Ian explains: “The environment some 350million years ago on Cocklawburn Beach was positively tropical and the creatures, while different from life as we know it, tell a fascinating story of a more primitive but strangely familiar past.”

Northumbrian Earth will also be running a walk in collaboration with the Northumberland Coast AONB at 10am on Sunday, May 8, which will explore the coastline south of Howick and help explain how Earl Grey Tea became such a refreshing drink!

Looking further ahead to Monday, May 23, from 6.30pm-8.30pm, there will be a joint event in the Parish Centre in Berwick between the community archives and geology projects run by Linda Bankier and Ian Kille.

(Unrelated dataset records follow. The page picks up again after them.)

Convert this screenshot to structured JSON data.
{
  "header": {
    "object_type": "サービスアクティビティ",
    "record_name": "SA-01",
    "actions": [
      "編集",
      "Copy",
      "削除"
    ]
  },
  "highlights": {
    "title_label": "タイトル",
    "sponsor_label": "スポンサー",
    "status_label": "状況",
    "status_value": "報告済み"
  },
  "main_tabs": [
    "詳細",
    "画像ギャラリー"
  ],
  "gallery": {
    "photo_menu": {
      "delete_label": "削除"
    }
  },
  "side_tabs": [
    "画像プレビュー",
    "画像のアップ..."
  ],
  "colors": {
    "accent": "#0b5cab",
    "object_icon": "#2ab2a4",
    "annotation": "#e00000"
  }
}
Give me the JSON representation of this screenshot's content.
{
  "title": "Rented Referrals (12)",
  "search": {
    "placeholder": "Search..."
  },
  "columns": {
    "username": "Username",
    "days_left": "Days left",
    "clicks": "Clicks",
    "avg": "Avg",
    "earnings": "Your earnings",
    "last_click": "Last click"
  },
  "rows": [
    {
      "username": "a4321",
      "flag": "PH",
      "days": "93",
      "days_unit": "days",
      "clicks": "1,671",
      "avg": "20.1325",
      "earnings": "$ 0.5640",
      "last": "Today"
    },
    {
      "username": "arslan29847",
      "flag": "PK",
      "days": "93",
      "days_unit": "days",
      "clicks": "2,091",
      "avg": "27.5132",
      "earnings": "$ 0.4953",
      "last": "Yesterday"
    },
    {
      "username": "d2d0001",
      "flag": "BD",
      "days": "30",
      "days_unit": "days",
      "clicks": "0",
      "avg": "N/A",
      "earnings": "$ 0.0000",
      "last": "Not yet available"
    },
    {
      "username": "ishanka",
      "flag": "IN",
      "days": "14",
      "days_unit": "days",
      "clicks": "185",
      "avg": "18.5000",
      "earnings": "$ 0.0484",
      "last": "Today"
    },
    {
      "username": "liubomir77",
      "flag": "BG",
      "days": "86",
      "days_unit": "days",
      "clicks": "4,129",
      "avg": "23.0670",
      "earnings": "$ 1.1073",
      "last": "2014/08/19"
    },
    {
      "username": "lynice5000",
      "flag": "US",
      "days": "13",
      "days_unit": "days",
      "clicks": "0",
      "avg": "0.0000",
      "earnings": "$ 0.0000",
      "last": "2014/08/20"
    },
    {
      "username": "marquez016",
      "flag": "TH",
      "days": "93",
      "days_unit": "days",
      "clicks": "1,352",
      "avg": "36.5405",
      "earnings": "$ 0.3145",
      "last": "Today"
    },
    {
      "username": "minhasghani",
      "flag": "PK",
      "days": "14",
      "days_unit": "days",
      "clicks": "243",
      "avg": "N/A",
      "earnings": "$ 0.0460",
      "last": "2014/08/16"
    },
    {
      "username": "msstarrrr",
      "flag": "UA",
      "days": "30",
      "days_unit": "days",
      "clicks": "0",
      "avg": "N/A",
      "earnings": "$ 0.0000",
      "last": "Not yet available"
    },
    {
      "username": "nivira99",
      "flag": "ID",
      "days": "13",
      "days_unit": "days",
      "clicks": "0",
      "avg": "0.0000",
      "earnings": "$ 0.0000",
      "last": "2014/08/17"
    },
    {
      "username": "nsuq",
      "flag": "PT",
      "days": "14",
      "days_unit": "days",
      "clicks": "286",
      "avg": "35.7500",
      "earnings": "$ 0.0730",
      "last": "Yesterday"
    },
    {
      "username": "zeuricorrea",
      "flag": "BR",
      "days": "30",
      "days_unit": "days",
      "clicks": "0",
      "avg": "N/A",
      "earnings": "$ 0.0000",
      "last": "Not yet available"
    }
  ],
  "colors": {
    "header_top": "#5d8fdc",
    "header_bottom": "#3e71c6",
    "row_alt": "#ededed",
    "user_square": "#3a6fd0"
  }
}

This will explore the different ways of using maps to understand the human history of the area as well as the geological pre-history and will involve practical opportunities to try out some of the techniques.

To book a place, contact berwickarchives@woodhorn.org.uk